Back in January, I was cutting the bottom out of a shoebox when instead of cutting the shoebox, I managed to slice my middle finger open with the scissors I was holding. At first, nothing happened. Then, as I walked towards the Kleenex box just in case, it started bleeding.
I walked down the hall to my room for my backpack where I knew there was a roll of gauze, and got my mom to fish it out. Then an hour and a half later after no real reprieve from the bleeding and gauze I was replacing every 10 minutes, I gave in and went to the hospital.
Three stitches later in the emergency department, it was only a few days later that we had a real first aid kit in the house.
While I had a small first-aid kit of my own (plus my kit for work), and I knew where my first aid supplies were, had the same thing happened to either of my parents, I’m not sure they’d have known where to start looking. They do now—the first aid kit is stored in our linen closet upstairs. But, learn from my experience, please (or what good is it other than teaching me to maybe not slice shoe boxes with scissors): Have a well-stocked first aid kit, know where it is, and check it regularly!
What should be in your first aid kit?
- Bandages of varying sizes
- Gauze and tape; scissors
- Clean water to rinse cuts (I usually heed the advice of a first aid instructor I had back in the day and do not use anything to clean cuts. At the hospital I am pretty sure they only used saline—sterile salt water).
- Tensor or wrap bandages; safety pins
- A triangle bandage (to make a sling)
- Tweezers (for removing splinters or slivers; larger items should usually be left in for extraction by medical personnel to prevent bleeding)
- Allergy medicine (check expiration dates)
- Protective gloves (Latex free always a good idea)

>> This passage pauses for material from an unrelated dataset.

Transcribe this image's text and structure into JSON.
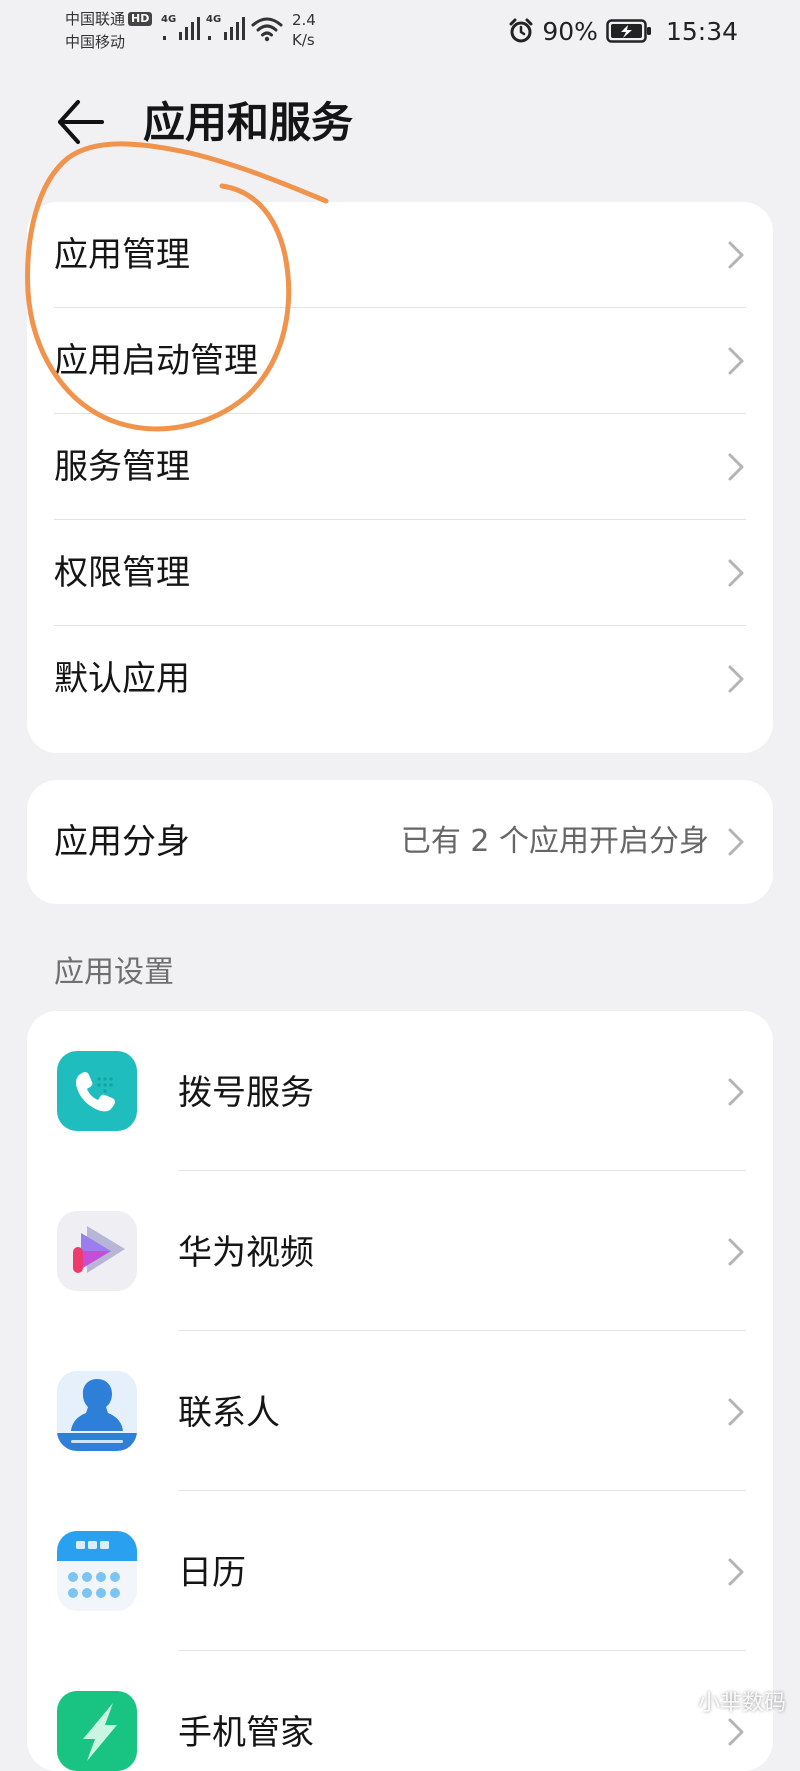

- A CPR face shield (if you are trained in CPR)
It’s also a good idea to have additional items including a first aid manual, paper and pen, flashlight and extra batteries inside your first aid kit. The Red Cross also recommends having emergency phone numbers (including 911 or your local emergency number), and emergency contact information inside.  You should keep first aid kits in your home, car, recreation areas, and other residences you spend time in like a lake house, cabin or RV. If you have chronic disease, it can be a good idea to keep a small supply of extra medications inside your first aid kit. And, a back-up medical ID bracelet or even a wallet card can be a great addition to your first aid kit to keep you safe—no matter what unexpected situation you find yourself in.